[Exercise brief] Only lines holding the word "this" should be copied from the material.

┌─ Source data

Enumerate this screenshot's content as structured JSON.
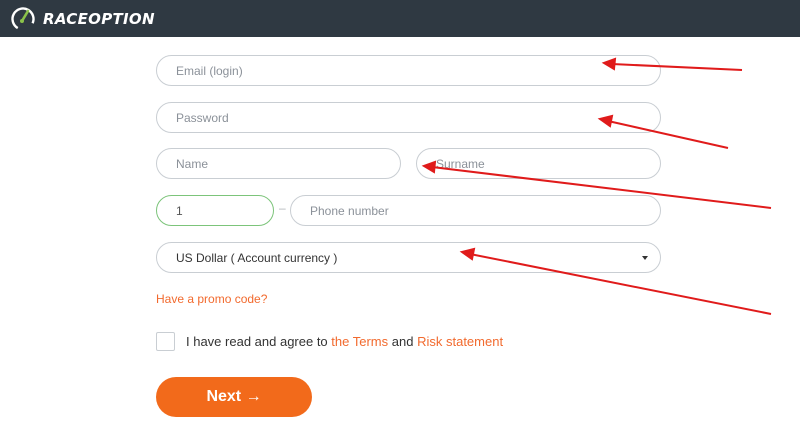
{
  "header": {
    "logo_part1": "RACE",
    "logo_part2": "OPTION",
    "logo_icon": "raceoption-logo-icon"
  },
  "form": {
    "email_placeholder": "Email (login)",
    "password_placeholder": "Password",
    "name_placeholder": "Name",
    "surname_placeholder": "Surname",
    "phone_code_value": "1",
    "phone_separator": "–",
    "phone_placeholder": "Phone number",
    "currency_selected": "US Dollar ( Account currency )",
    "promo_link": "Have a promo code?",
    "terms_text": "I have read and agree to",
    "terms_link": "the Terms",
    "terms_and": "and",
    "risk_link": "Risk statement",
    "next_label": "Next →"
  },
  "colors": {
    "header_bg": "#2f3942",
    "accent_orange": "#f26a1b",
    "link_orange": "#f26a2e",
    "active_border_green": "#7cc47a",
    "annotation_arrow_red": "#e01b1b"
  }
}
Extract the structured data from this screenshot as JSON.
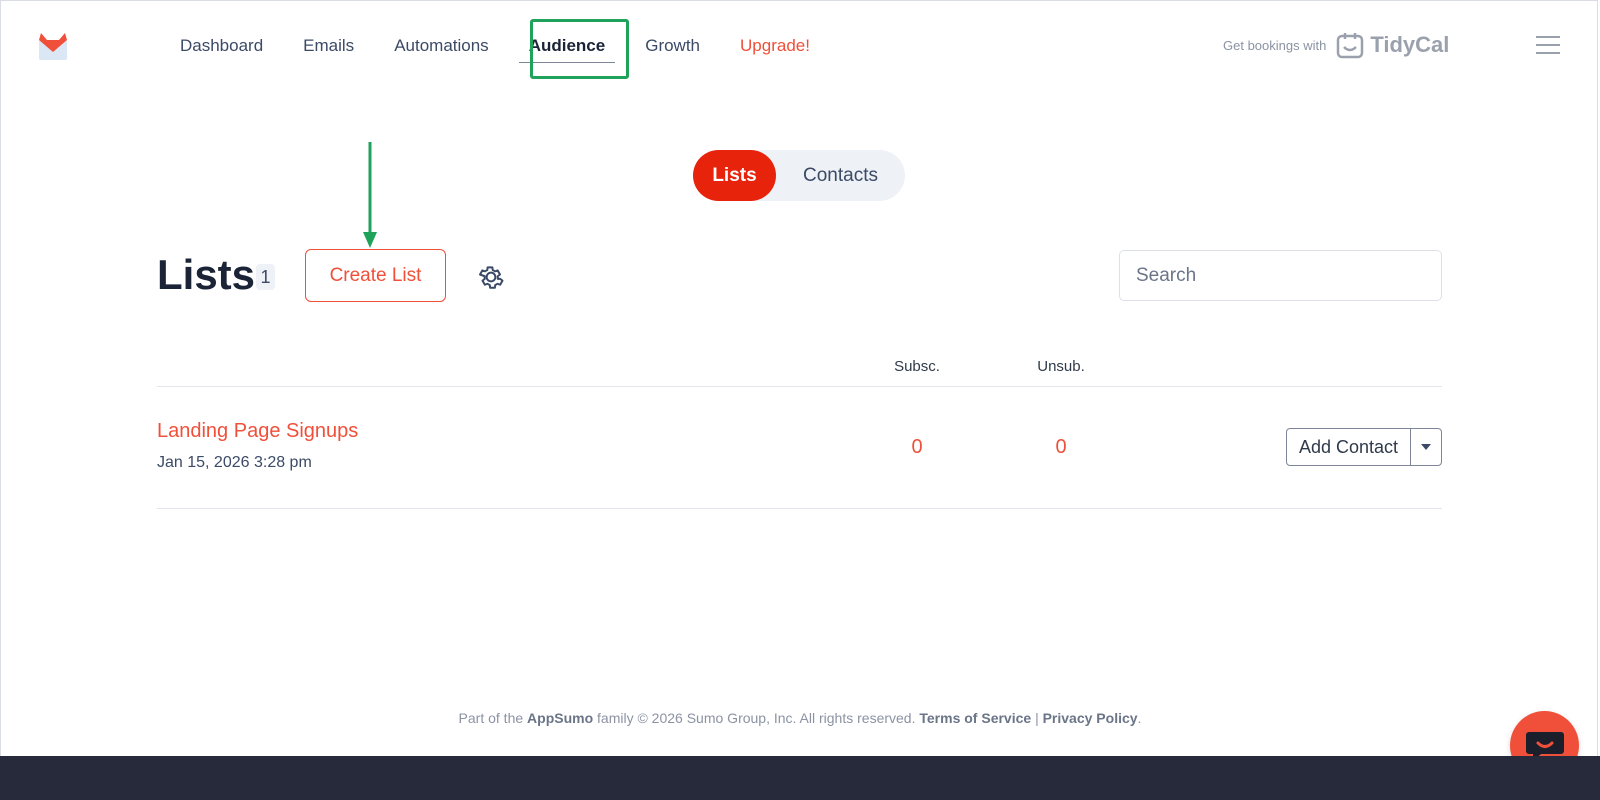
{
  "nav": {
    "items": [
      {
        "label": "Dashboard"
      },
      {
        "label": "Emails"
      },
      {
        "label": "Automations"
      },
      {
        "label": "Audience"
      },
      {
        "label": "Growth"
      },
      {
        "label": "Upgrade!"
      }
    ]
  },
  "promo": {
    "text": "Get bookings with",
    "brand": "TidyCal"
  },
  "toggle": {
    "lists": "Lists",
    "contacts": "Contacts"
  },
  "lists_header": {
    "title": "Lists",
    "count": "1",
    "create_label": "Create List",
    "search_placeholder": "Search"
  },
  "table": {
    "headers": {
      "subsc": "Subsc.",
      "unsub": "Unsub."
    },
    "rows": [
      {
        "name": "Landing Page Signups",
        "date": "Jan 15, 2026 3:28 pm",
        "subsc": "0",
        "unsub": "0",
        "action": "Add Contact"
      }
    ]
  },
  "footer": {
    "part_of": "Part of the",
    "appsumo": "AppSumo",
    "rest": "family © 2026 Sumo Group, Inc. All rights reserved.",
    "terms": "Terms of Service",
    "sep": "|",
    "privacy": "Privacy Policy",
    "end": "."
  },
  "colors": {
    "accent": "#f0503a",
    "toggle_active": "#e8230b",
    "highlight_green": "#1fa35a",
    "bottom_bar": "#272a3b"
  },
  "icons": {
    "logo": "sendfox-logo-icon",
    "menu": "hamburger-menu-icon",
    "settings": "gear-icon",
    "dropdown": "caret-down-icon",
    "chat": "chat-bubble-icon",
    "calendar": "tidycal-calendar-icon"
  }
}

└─

[Exercise output]
Enumerate this screenshot's content as structured JSON.
Extract the structured data from this screenshot as JSON.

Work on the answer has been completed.